§ Exercise details
Scan the material for the word "data", and copy each line where it shows up.
═════ Extracted entries
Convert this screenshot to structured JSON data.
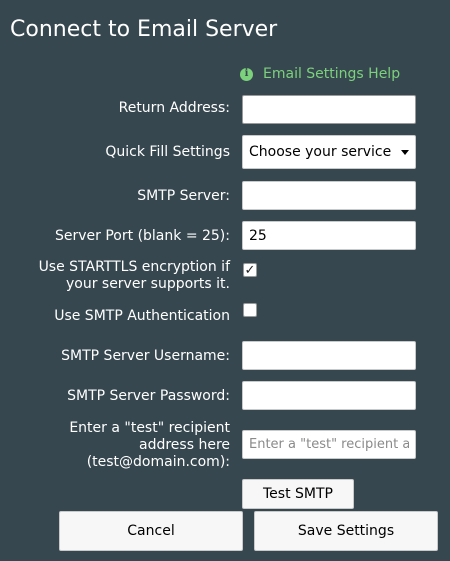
{
  "dialog": {
    "title": "Connect to Email Server",
    "help_link": "Email Settings Help",
    "help_icon": "info-icon"
  },
  "form": {
    "return_address": {
      "label": "Return Address:",
      "value": ""
    },
    "quick_fill": {
      "label": "Quick Fill Settings",
      "selected": "Choose your service"
    },
    "smtp_server": {
      "label": "SMTP Server:",
      "value": ""
    },
    "server_port": {
      "label": "Server Port (blank = 25):",
      "value": "25"
    },
    "starttls": {
      "label_line1": "Use STARTTLS encryption if",
      "label_line2": "your server supports it.",
      "checked": true
    },
    "smtp_auth": {
      "label": "Use SMTP Authentication",
      "checked": false
    },
    "username": {
      "label": "SMTP Server Username:",
      "value": ""
    },
    "password": {
      "label": "SMTP Server Password:",
      "value": ""
    },
    "test_recipient": {
      "label_line1": "Enter a \"test\" recipient",
      "label_line2": "address here",
      "label_line3": "(test@domain.com):",
      "placeholder": "Enter a \"test\" recipient address",
      "value": ""
    }
  },
  "buttons": {
    "test_smtp": "Test SMTP",
    "cancel": "Cancel",
    "save": "Save Settings"
  },
  "colors": {
    "background": "#36474f",
    "help_link": "#7cd17c"
  }
}
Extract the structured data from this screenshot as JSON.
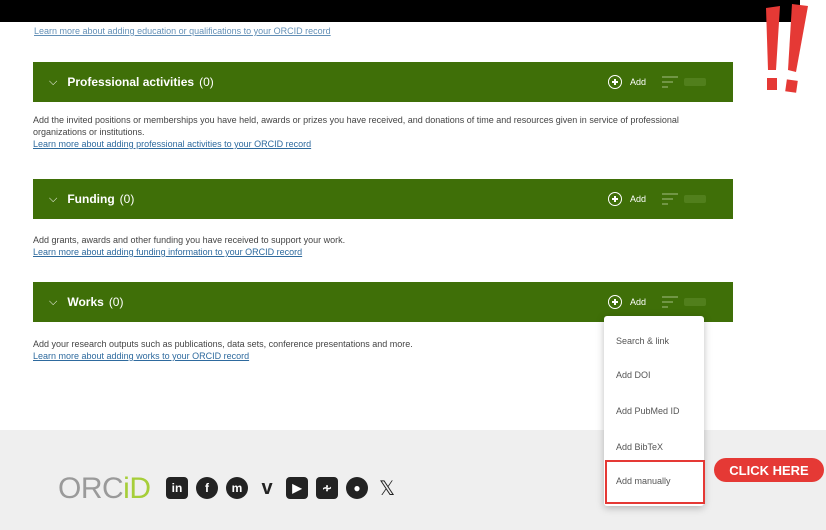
{
  "top_link": "Learn more about adding education or qualifications to your ORCID record",
  "sections": [
    {
      "title": "Professional activities",
      "count": "(0)",
      "add_label": "Add",
      "description": "Add the invited positions or memberships you have held, awards or prizes you have received, and donations of time and resources given in service of professional organizations or institutions.",
      "link": "Learn more about adding professional activities to your ORCID record"
    },
    {
      "title": "Funding",
      "count": "(0)",
      "add_label": "Add",
      "description": "Add grants, awards and other funding you have received to support your work.",
      "link": "Learn more about adding funding information to your ORCID record"
    },
    {
      "title": "Works",
      "count": "(0)",
      "add_label": "Add",
      "description": "Add your research outputs such as publications, data sets, conference presentations and more.",
      "link": "Learn more about adding works to your ORCID record"
    }
  ],
  "dropdown": {
    "items": [
      "Search & link",
      "Add DOI",
      "Add PubMed ID",
      "Add BibTeX",
      "Add manually"
    ]
  },
  "callout": "CLICK HERE",
  "footer": {
    "logo_main": "ORC",
    "logo_accent": "iD",
    "social_icons": [
      "linkedin-icon",
      "facebook-icon",
      "mastodon-icon",
      "vimeo-icon",
      "youtube-icon",
      "rss-icon",
      "github-icon",
      "x-icon"
    ]
  },
  "colors": {
    "section_bar": "#3f6f08",
    "link": "#2e6a9e",
    "highlight": "#e53935",
    "orcid_green": "#a6ce39"
  }
}
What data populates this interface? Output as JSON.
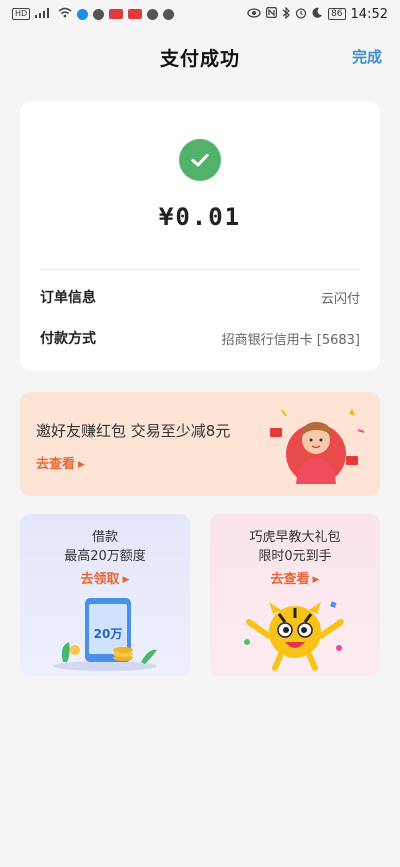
{
  "status_bar": {
    "hd": "HD",
    "signal": "⁴⁶",
    "battery": "86",
    "time": "14:52"
  },
  "header": {
    "title": "支付成功",
    "done_label": "完成"
  },
  "result": {
    "amount": "¥0.01",
    "rows": [
      {
        "key": "订单信息",
        "value": "云闪付"
      },
      {
        "key": "付款方式",
        "value": "招商银行信用卡 [5683]"
      }
    ]
  },
  "invite_banner": {
    "title": "邀好友赚红包 交易至少减8元",
    "link": "去查看"
  },
  "promos": [
    {
      "line1": "借款",
      "line2": "最高20万额度",
      "link": "去领取",
      "badge": "20万"
    },
    {
      "line1": "巧虎早教大礼包",
      "line2": "限时0元到手",
      "link": "去查看"
    }
  ],
  "colors": {
    "accent": "#3d8fd0",
    "success": "#53b26a",
    "link": "#e4683a",
    "invite_bg": "#fde4d5",
    "loan_bg": "#e4e7fb",
    "gift_bg": "#fbe4ec"
  },
  "icons": [
    "wifi-icon",
    "eye-icon",
    "nfc-icon",
    "bluetooth-icon",
    "alarm-icon",
    "moon-icon",
    "check-icon",
    "arrow-right-icon"
  ]
}
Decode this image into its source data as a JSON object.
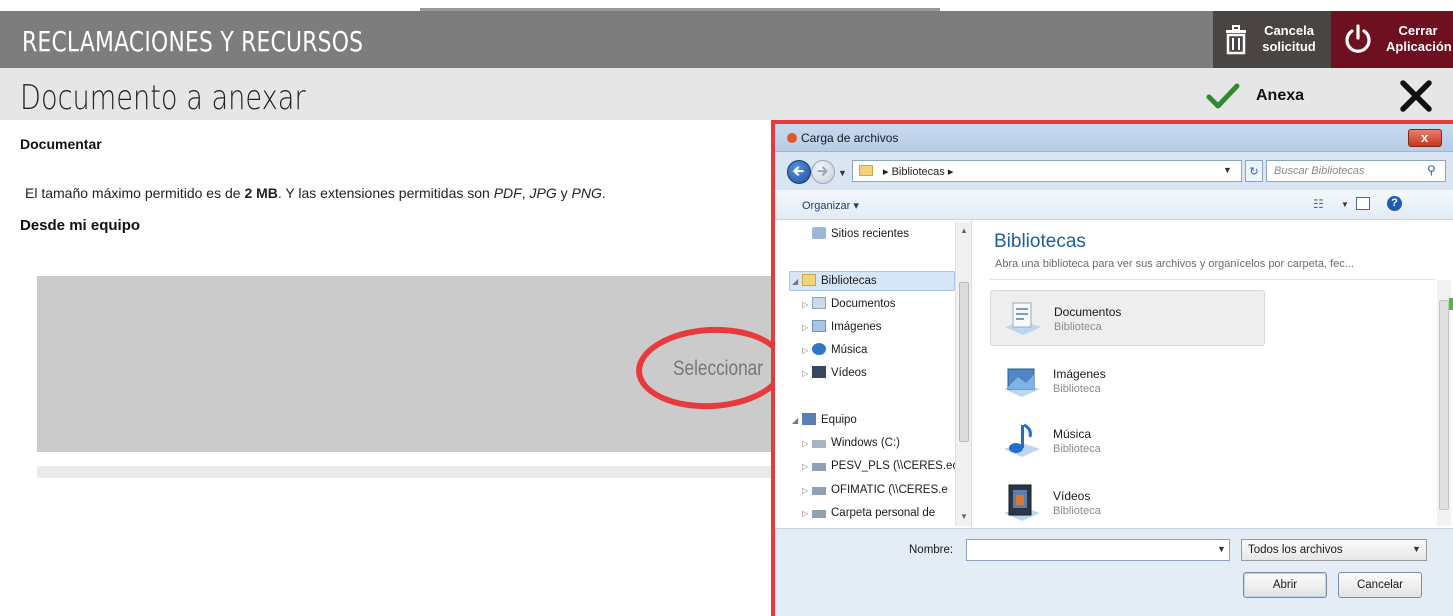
{
  "header": {
    "app_title": "RECLAMACIONES Y RECURSOS",
    "cancel_request_label": "Cancela solicitud",
    "close_app_label": "Cerrar Aplicación"
  },
  "subheader": {
    "page_title": "Documento a anexar",
    "annex_label": "Anexa"
  },
  "body": {
    "section_title": "Documentar",
    "info": {
      "prefix": "El tamaño máximo permitido es de ",
      "size": "2 MB",
      "middle": ". Y las extensiones permitidas son ",
      "ext1": "PDF",
      "sep1": ", ",
      "ext2": "JPG",
      "sep2": " y ",
      "ext3": "PNG",
      "suffix": "."
    },
    "from_label": "Desde mi equipo",
    "dropzone_text": "Seleccionar"
  },
  "dialog": {
    "title": "Carga de archivos",
    "close_label": "x",
    "address_crumb": "▸ Bibliotecas ▸",
    "search_placeholder": "Buscar Bibliotecas",
    "refresh_icon": "refresh-icon",
    "organize_label": "Organizar ▾",
    "nav": {
      "recent": "Sitios recientes",
      "libraries": "Bibliotecas",
      "documents": "Documentos",
      "images": "Imágenes",
      "music": "Música",
      "videos": "Vídeos",
      "computer": "Equipo",
      "drive_c": "Windows (C:)",
      "net1": "PESV_PLS (\\\\CERES.ec",
      "net2": "OFIMATIC (\\\\CERES.e",
      "personal": "Carpeta personal de"
    },
    "content": {
      "title": "Bibliotecas",
      "description": "Abra una biblioteca para ver sus archivos y organícelos por carpeta, fec...",
      "items": [
        {
          "name": "Documentos",
          "sub": "Biblioteca"
        },
        {
          "name": "Imágenes",
          "sub": "Biblioteca"
        },
        {
          "name": "Música",
          "sub": "Biblioteca"
        },
        {
          "name": "Vídeos",
          "sub": "Biblioteca"
        }
      ]
    },
    "filename_label": "Nombre:",
    "filename_value": "",
    "filter_value": "Todos los archivos",
    "open_label": "Abrir",
    "cancel_label": "Cancelar"
  },
  "colors": {
    "header_bg": "#7d7d7d",
    "close_app_bg": "#6f1020",
    "highlight_red": "#e83a3d",
    "check_green": "#2e8b2e"
  }
}
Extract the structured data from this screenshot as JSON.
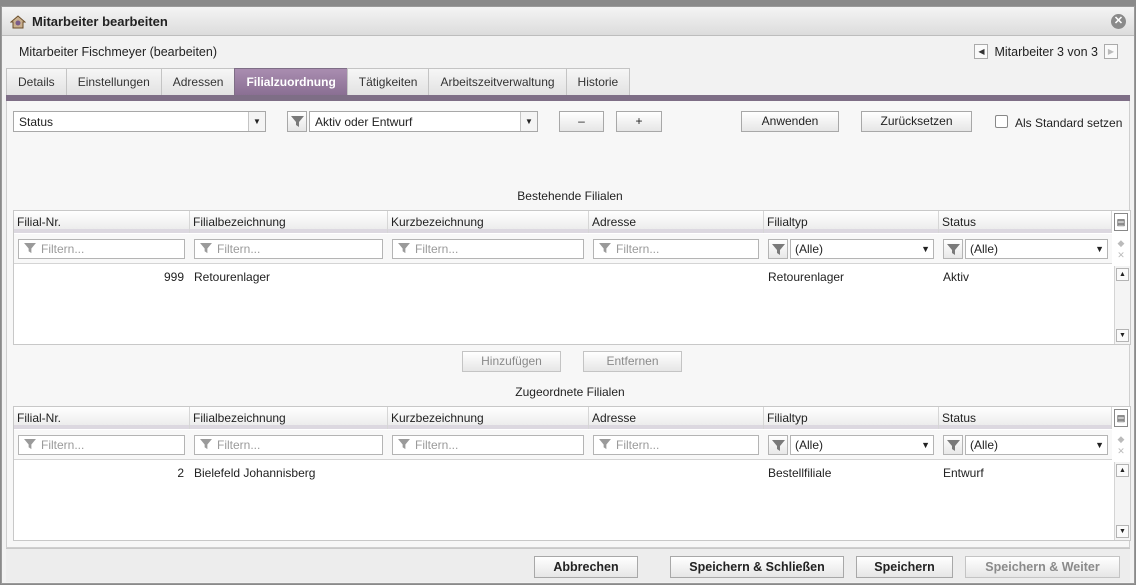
{
  "window": {
    "title": "Mitarbeiter bearbeiten",
    "app_icon": "user-edit-icon",
    "close_icon": "close-icon"
  },
  "subtitle": "Mitarbeiter Fischmeyer (bearbeiten)",
  "pager": {
    "text": "Mitarbeiter 3 von 3"
  },
  "tabs": [
    {
      "label": "Details"
    },
    {
      "label": "Einstellungen"
    },
    {
      "label": "Adressen"
    },
    {
      "label": "Filialzuordnung",
      "active": true
    },
    {
      "label": "Tätigkeiten"
    },
    {
      "label": "Arbeitszeitverwaltung"
    },
    {
      "label": "Historie"
    }
  ],
  "toolbar": {
    "field_select": "Status",
    "value_select": "Aktiv oder Entwurf",
    "minus_label": "–",
    "plus_label": "+",
    "apply_label": "Anwenden",
    "reset_label": "Zurücksetzen",
    "default_label": "Als Standard setzen",
    "default_checked": false
  },
  "existing": {
    "title": "Bestehende Filialen",
    "columns": [
      "Filial-Nr.",
      "Filialbezeichnung",
      "Kurzbezeichnung",
      "Adresse",
      "Filialtyp",
      "Status"
    ],
    "filter_placeholder": "Filtern...",
    "filter_all": "(Alle)",
    "rows": [
      {
        "nr": "999",
        "name": "Retourenlager",
        "short": "",
        "address": "",
        "type": "Retourenlager",
        "status": "Aktiv"
      }
    ]
  },
  "actions": {
    "add_label": "Hinzufügen",
    "remove_label": "Entfernen"
  },
  "assigned": {
    "title": "Zugeordnete Filialen",
    "columns": [
      "Filial-Nr.",
      "Filialbezeichnung",
      "Kurzbezeichnung",
      "Adresse",
      "Filialtyp",
      "Status"
    ],
    "filter_placeholder": "Filtern...",
    "filter_all": "(Alle)",
    "rows": [
      {
        "nr": "2",
        "name": "Bielefeld Johannisberg",
        "short": "",
        "address": "",
        "type": "Bestellfiliale",
        "status": "Entwurf"
      }
    ]
  },
  "footer": {
    "cancel_label": "Abbrechen",
    "save_close_label": "Speichern & Schließen",
    "save_label": "Speichern",
    "save_next_label": "Speichern & Weiter"
  },
  "colors": {
    "active_tab": "#8a6f93",
    "tab_strip": "#7e6e86"
  }
}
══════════
§ Task output
Convert this screenshot to structured JSON data.
Extract the structured data from this screenshot as JSON.
      "description": "Add your research outputs such as publications, data sets, conference presentations and more.",
What data populates this interface? Output as JSON.
Decode this image into its source data as a JSON object.
Extract the structured data from this screenshot as JSON.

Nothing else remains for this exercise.